## What needs to be done
Look through the material and copy each line holding "printed".
Top of Data in this exercise
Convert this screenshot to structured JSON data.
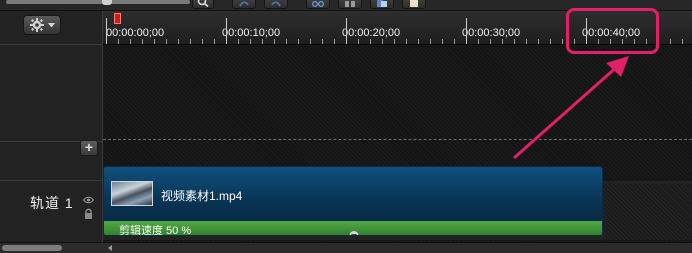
{
  "ruler": {
    "timecodes": [
      "00:00:00;00",
      "00:00:10;00",
      "00:00:20;00",
      "00:00:30;00",
      "00:00:40;00"
    ]
  },
  "track": {
    "label": "轨道 1"
  },
  "clip": {
    "name": "视频素材1.mp4",
    "speed_label": "剪辑速度 50 %"
  },
  "icons": {
    "gear": "gear-icon",
    "add": "plus-icon",
    "eye": "eye-icon",
    "lock": "lock-icon",
    "search": "search-icon",
    "undo": "undo-icon",
    "redo": "redo-icon",
    "cut": "scissors-icon",
    "split": "split-icon",
    "copy": "copy-icon",
    "paste": "paste-icon"
  },
  "colors": {
    "annotation": "#e2206a",
    "clip_body": "#0f4f7e",
    "clip_speed_bar": "#3f8f35",
    "playhead": "#cc2020"
  }
}
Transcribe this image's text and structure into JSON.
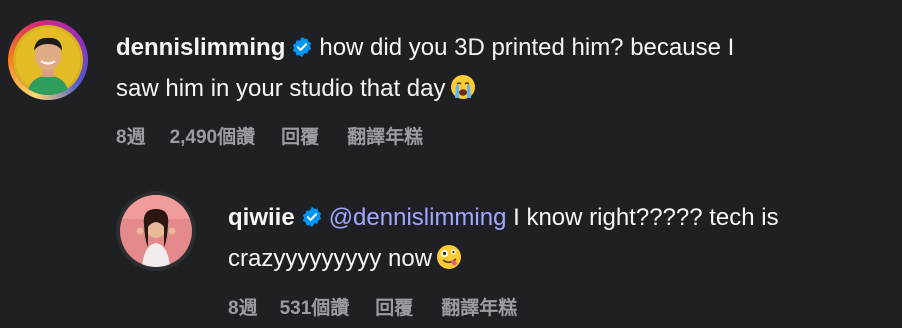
{
  "comments": [
    {
      "username": "dennislimming",
      "text": "how did you 3D printed him? because I saw him in your studio that day",
      "line1": "how did you 3D printed him? because I",
      "line2": "saw him in your studio that day",
      "emoji": "loudly-crying-face",
      "time": "8週",
      "likes": "2,490個讚",
      "reply": "回覆",
      "translate": "翻譯年糕"
    },
    {
      "username": "qiwiie",
      "mention": "@dennislimming",
      "text_after_mention": "I know right????? tech is",
      "line2": "crazyyyyyyyyy now",
      "emoji": "zany-face",
      "time": "8週",
      "likes": "531個讚",
      "reply": "回覆",
      "translate": "翻譯年糕"
    }
  ],
  "colors": {
    "background": "#1f2024",
    "text": "#f5f5f5",
    "meta": "#9b9ca1",
    "mention": "#a3a8ff",
    "verified": "#0095f6"
  }
}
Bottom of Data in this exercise
## Exercise response
      "text": "how did you 3D printed him? because I saw him in your studio that day",
      "line1": "how did you 3D printed him? because I",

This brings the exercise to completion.